I will not defend the Draft B zoning plan as a perfect document n it is not. I believe the effort under way is an honest process that is respectful of all opinions. The effort by Ravalli County is not to deny property owner rights, growth development limitation or denial of a current business use; but it is a response to a citizen-initiated effort that passed with a majority vote resulting in the current one-dwelling-unit-per-2-acres interim zoning. Clearly, some Ravalli County residents recognized the dangers of unplanned development within the valley.
To imply that zoning would limit the ability of larger land owners to extract value from their land through development is simply not true. Most development occurring within the valley is residential new construction. Zoning allows it. Clustering does not doom a farmer to maintaining his acreage without the ability to develop it. If clustering is used it maintains open space and protects productive farm land (say 75 percent), while allowing development of the entitlement that may be built on a smaller percentage of the total parcel (say 25 percent). This makes for a win-win situation. The farmer extracts the same value they currently are entitled to, valuable productive farm land remains in production, and the public benefits from open spaces that would otherwise lost to building. Is it the highest and best use? You decide.
Laible raises the issue of fiscal impact to staff needs if zoning were adopted. There might be additional fiscal impacts for staffing needs, but they would pale by comparison to the fiscal responsibility all tax payers will face if unbridled development continues. Impact fees and additional property taxes will not pay for the additional police, fire, water, sewer and roadways needed to service new development. Every single taxpayer will.
I do not believe the building industry will be adversely affected.
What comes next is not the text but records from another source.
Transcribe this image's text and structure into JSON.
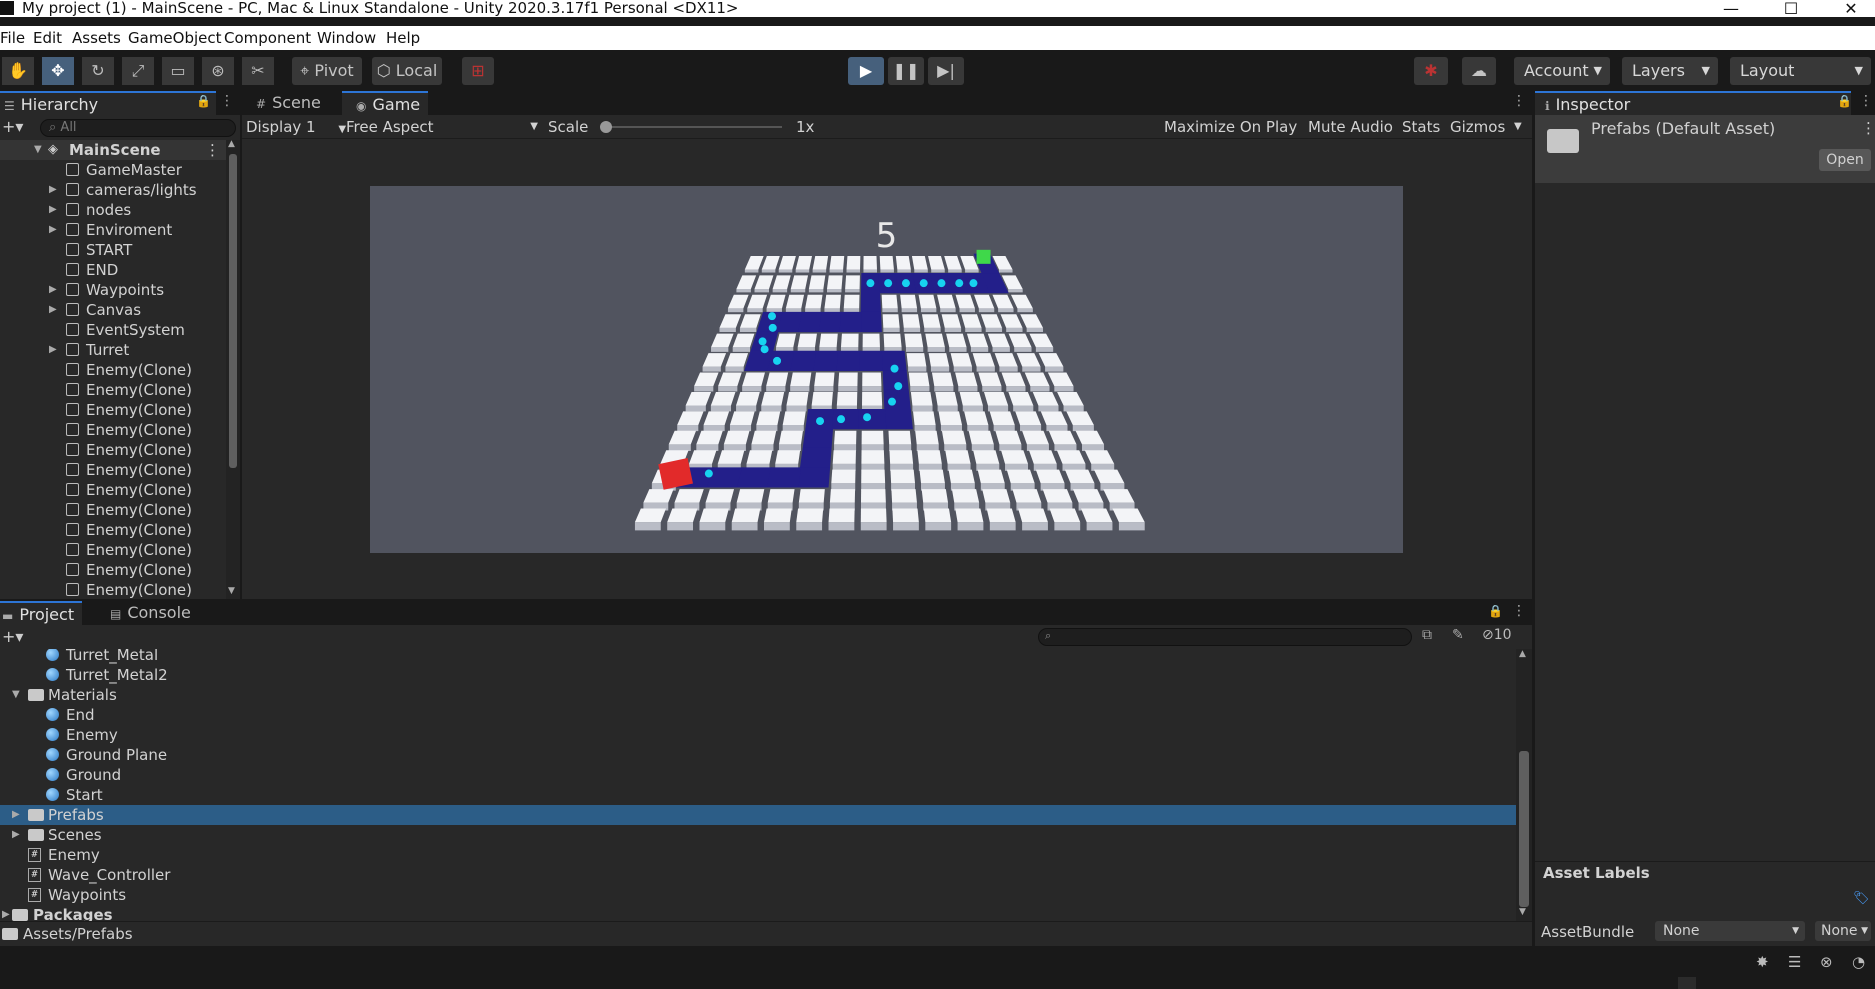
{
  "window": {
    "title": "My project (1) - MainScene - PC, Mac & Linux Standalone - Unity 2020.3.17f1 Personal <DX11>",
    "minimize": "—",
    "maximize": "☐",
    "close": "✕"
  },
  "menu": [
    "File",
    "Edit",
    "Assets",
    "GameObject",
    "Component",
    "Window",
    "Help"
  ],
  "toolbar": {
    "pivot_label": "Pivot",
    "local_label": "Local",
    "account_label": "Account",
    "layers_label": "Layers",
    "layout_label": "Layout"
  },
  "hierarchy": {
    "title": "Hierarchy",
    "search_placeholder": "All",
    "scene_name": "MainScene",
    "items": [
      {
        "label": "GameMaster",
        "expandable": false
      },
      {
        "label": "cameras/lights",
        "expandable": true
      },
      {
        "label": "nodes",
        "expandable": true
      },
      {
        "label": "Enviroment",
        "expandable": true
      },
      {
        "label": "START",
        "expandable": false
      },
      {
        "label": "END",
        "expandable": false
      },
      {
        "label": "Waypoints",
        "expandable": true
      },
      {
        "label": "Canvas",
        "expandable": true
      },
      {
        "label": "EventSystem",
        "expandable": false
      },
      {
        "label": "Turret",
        "expandable": true
      },
      {
        "label": "Enemy(Clone)",
        "expandable": false
      },
      {
        "label": "Enemy(Clone)",
        "expandable": false
      },
      {
        "label": "Enemy(Clone)",
        "expandable": false
      },
      {
        "label": "Enemy(Clone)",
        "expandable": false
      },
      {
        "label": "Enemy(Clone)",
        "expandable": false
      },
      {
        "label": "Enemy(Clone)",
        "expandable": false
      },
      {
        "label": "Enemy(Clone)",
        "expandable": false
      },
      {
        "label": "Enemy(Clone)",
        "expandable": false
      },
      {
        "label": "Enemy(Clone)",
        "expandable": false
      },
      {
        "label": "Enemy(Clone)",
        "expandable": false
      },
      {
        "label": "Enemy(Clone)",
        "expandable": false
      },
      {
        "label": "Enemy(Clone)",
        "expandable": false
      }
    ]
  },
  "center_tabs": {
    "scene": "Scene",
    "game": "Game"
  },
  "gamebar": {
    "display": "Display 1",
    "aspect": "Free Aspect",
    "scale_label": "Scale",
    "scale_value": "1x",
    "maximize": "Maximize On Play",
    "mute": "Mute Audio",
    "stats": "Stats",
    "gizmos": "Gizmos"
  },
  "game": {
    "wave_countdown": "5"
  },
  "inspector": {
    "title": "Inspector",
    "asset_name": "Prefabs (Default Asset)",
    "open_button": "Open",
    "asset_labels": "Asset Labels",
    "assetbundle_label": "AssetBundle",
    "bundle_value": "None",
    "variant_value": "None"
  },
  "project": {
    "tab_project": "Project",
    "tab_console": "Console",
    "hidden_count": "10",
    "items": [
      {
        "label": "Turret_Metal",
        "type": "material",
        "depth": 2
      },
      {
        "label": "Turret_Metal2",
        "type": "material",
        "depth": 2
      },
      {
        "label": "Materials",
        "type": "folder-open",
        "depth": 1
      },
      {
        "label": "End",
        "type": "material",
        "depth": 2
      },
      {
        "label": "Enemy",
        "type": "material",
        "depth": 2
      },
      {
        "label": "Ground Plane",
        "type": "material",
        "depth": 2
      },
      {
        "label": "Ground",
        "type": "material",
        "depth": 2
      },
      {
        "label": "Start",
        "type": "material",
        "depth": 2
      },
      {
        "label": "Prefabs",
        "type": "folder",
        "depth": 1,
        "selected": true
      },
      {
        "label": "Scenes",
        "type": "folder",
        "depth": 1
      },
      {
        "label": "Enemy",
        "type": "script",
        "depth": 1
      },
      {
        "label": "Wave_Controller",
        "type": "script",
        "depth": 1
      },
      {
        "label": "Waypoints",
        "type": "script",
        "depth": 1
      }
    ],
    "packages": "Packages",
    "path": "Assets/Prefabs"
  },
  "colors": {
    "accent": "#2d75d6",
    "selection": "#2c5d87",
    "path": "#231f8a",
    "start": "#e22a2a",
    "end": "#3fd84a",
    "enemy": "#17d3f0"
  }
}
People are still moving here in ever-increasing numbers, creating a huge demand. That demand will still be there if zoning is adopted. It may actually improve the long-term demand, because the valley will remain more attractive when well-planned development occurs. Maybe the values we all enjoy like open spaces, scenic vistas and a clean, healthy environment will be saved for generations to come, because someone exercised the foresight to save it at this point in our history.
I respect Laible in his statements, but they clearly demonstrate a lack of understanding and foresight.
Clayton D. Floyd Jr. is a member of the Stevensville Community Planning Committee.